The ITC minion pro SC fonts would be ideal but are commercial fonts. The Garava sc font I mentioned is not much better that the SIL sc font but I modified it, with permission, to provide a 'petite' caps font with larger upper case letters. I probably went too far with this font though because the upper case letters are a bit too tall, but I like it better that way. I agree though that it is not ideal for epubs because it's a little hard to read (although no one should make a large section of text as small case).

ldolse
06-04-2011, 08:46 PM
Roger64 provided a great example previously using LinLibertine, but I didn't see anyone mention the Fell fonts he uses in his linked blog post. These fonts are also free under the Sil license and gorgeous for this use, particularly for period books.

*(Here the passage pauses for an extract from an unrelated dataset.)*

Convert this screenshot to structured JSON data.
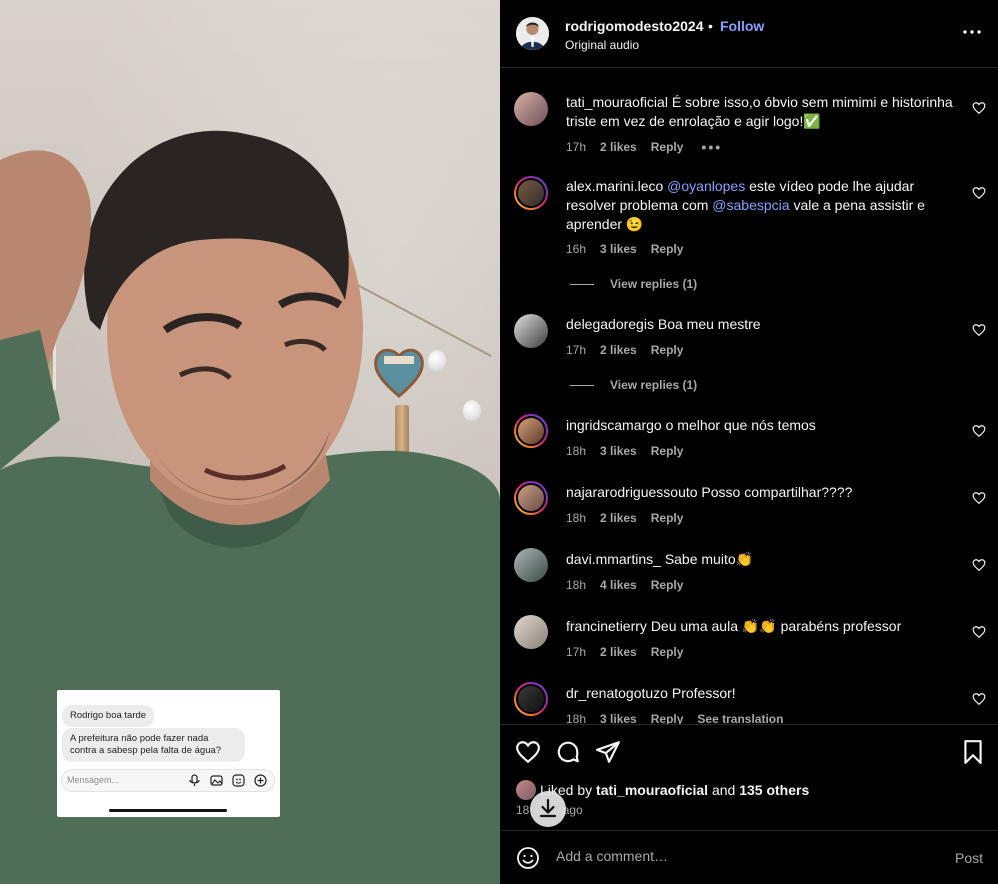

A link directly to the fonts page:
http://iginomarini.com/fell/the-revival-fonts/

One interesting bit, I was just playing around with the Fell fonts in an ePub. The OpenType fonts don't have a dedicated small-caps typeface, but the small-caps glyphs are included in several of the fonts. I wasn't able to get small-caps to display with the OpenType font faces, is there something special that can be done in the CSS to accommodate this, or do I have to just use the dedicated ttf typeface?

bobcdy
06-04-2011, 10:45 PM
Idolse,
As far as I know, one needs a dedicated small cap font to be able to type the letters with a computer keyboard. Otherwise one needs to use a special program such as 'Popchar' to insert the small caps where needed. This is a pretty slow process for using small caps in an epub.

If the owner of the font, such as the Fell fonts allows alteration of the font with a font program such as 'fontforge' or 'FontCreator', then one can fairly easily change the font so that the small caps are located where the lower case letters normally would be. This would work as a normal small caps font, although there might be problems with kerning if one didn't work on it.

(After posting the above material, I downloaded the Fell fonts and studied them with FontCreator. The Fell fonts may look ok on the web, and probably are usable for epubs but they are pretty crude when shown in FontCreator. I remembered then that I had done the same thing some time ago and decided they were not sufficiently well-formed for my use - perhaps this conclusion was a bit harsh, and perhaps I might try them if the small caps were accessible with the computer keyboard. I'll try emailing the author and see if he's willing for them to be altered or if he has a small cap font already done.)

ldolse
06-04-2011, 11:49 PM
(The Fell fonts may look ok on the web, and probably are usable for epubs but they are pretty crude when shown in FontCreator. I remembered then that I had done the same thing some time ago and decided they were not sufficiently well-formed for my use - perhaps this conclusion was a bit harsh, and perhaps I might try them if the small caps were accessible with the computer keyboard. I'll try emailing the author and see if he's willing for them to be altered or if he has a small cap font already done.)

Not sure if you mean the way the fonts are built or the appearance - I suspect you're referring to how they're built, but I think the appearance is a bit crude on purpose. For period books I don't have a problem with the appearance.

The ttf download did have dedicated smallcaps options accessible from a keyboard, so I suppose it would be straightforward to convert those to otf if that was preferred.

bobcdy
06-05-2011, 01:04 AM
You're correct - the true type files have 'sc' fonts that look pretty good unless greatly magnified. With FontCreator, with glyphs-magnify options, the individual glyphs are very crude compared to commercial (or even the better class of non-commercial ones), but they should be adequate for epubs. And perhaps the font author intentionally incorporated the crudeness to emulate the old type.

I didn't realize that the otf and the ttf fonts differed - previously, and this time before you pointed out the difference, I had downloaded the otf fonts and found they did not have keyboard useable sc fonts. The true type sc fonts have the proper sizes of 'capitals' and 'lower case' and I think they should look much better than my usual small cap fonts or the Sil tuned small cap fonts.

Thanks for pointing out my incorrect assumption about ttf and otf!